Arrow Up

Arrow Up
Arrow Down
,
  • Thu
    17
  • Fri
    18
  • Sat
    19
  • Sun
    20
  • Mon
    21
  • Tue
    22
  • Wed
    23
Lifeblood Harmony Apr 17, 2014 Malashock Dance and Art of Élan collaborate for the first time to present three evenings of original choreography set to live music by three of today’s most appealing contemporary composers: David Bruce, Judd Greenstein and Osvaldo Golijov. 61 other events on Thursday, April 17
 
Canvassed | Art & culture
A tale of near-death, bloody steaks and unprecedented opulence
News
Why the city can’t maintain enough emergency trucks
Editor's Note
I don’t really go for the caged-wildlife thing to begin with
Film
Documentary about ill-fated project leads our rundown of movies screening around town

 

 
Log in to use your Facebook account with
San Diego CityBeat

Login With Facebook Account

Recent Activity on San Diego CityBeat
 
Home / Articles / Special Issues / Retro Issue /  The Retro Issue
. . . .
Wednesday, Jan 16, 2013

The Retro Issue

Our special section celebrates the past

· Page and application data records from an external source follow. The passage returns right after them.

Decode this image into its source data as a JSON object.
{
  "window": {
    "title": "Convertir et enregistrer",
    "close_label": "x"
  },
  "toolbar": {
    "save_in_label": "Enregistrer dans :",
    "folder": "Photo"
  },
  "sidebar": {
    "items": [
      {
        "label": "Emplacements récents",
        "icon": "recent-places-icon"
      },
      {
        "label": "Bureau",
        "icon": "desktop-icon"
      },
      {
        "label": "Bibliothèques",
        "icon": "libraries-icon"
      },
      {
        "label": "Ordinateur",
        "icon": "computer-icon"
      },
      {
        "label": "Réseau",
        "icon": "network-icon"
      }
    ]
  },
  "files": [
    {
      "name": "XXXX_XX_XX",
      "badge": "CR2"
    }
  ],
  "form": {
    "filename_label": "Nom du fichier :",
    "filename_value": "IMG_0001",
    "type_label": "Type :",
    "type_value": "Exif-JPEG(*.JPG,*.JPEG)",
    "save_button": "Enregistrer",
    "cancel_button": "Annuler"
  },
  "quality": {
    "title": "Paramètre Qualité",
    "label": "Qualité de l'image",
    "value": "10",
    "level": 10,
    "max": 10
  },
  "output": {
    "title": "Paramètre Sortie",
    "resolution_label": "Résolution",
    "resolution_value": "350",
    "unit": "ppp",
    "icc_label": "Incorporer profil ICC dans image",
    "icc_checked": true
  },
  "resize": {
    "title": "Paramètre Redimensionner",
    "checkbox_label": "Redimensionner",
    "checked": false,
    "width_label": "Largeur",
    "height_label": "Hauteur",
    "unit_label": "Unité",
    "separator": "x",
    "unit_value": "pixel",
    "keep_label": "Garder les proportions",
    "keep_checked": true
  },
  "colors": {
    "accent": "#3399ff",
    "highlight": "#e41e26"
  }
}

art1786253 Photo by Jeff “Turbo” Corrigan (jeffcorrigan.com). Styling, clothing and accessories by The Girl Can’t Help It (thegirlcanthelpit.com). Model: Scarlett De Ville of Hell on Heels Burlesque Revue (hellonheelsburlesque.com). Thanks to Lucky’s Golden Phenix for use of the diner (3804 Grim Ave. in North Park).

Going “old” is nothing new. As D.A Kolodenko says in his piece, contemporary society continues to long for aspects of the past that, in retrospect, were more aesthetically interesting, of a higher quality or more well-mannered. Of course, many of us are also nostalgic because we romanticize times gone by; we’re drawn, perhaps, to what we perceive as a more innocent and simpler era.

In this special section, we honor the past with Alex Zaragoza’s look at the rockabilly scene in the Latino community, Dave Maass’ profile of a man who repairs old turntables and Kelly Davis’ companion rundown of folks who fix vintage products, Jim Ruland’s feature on a retro-style barber shop, Amy T. Granite’s story about a venerable donut shop, Peter Holslin’s profile of an old-fashioned rock ’n’ roll musician and Kolodenko’s look at one old-school bar that’s gone away and three that are still up and running, for now.




 
 
 
 
 
 
Close
Close
Close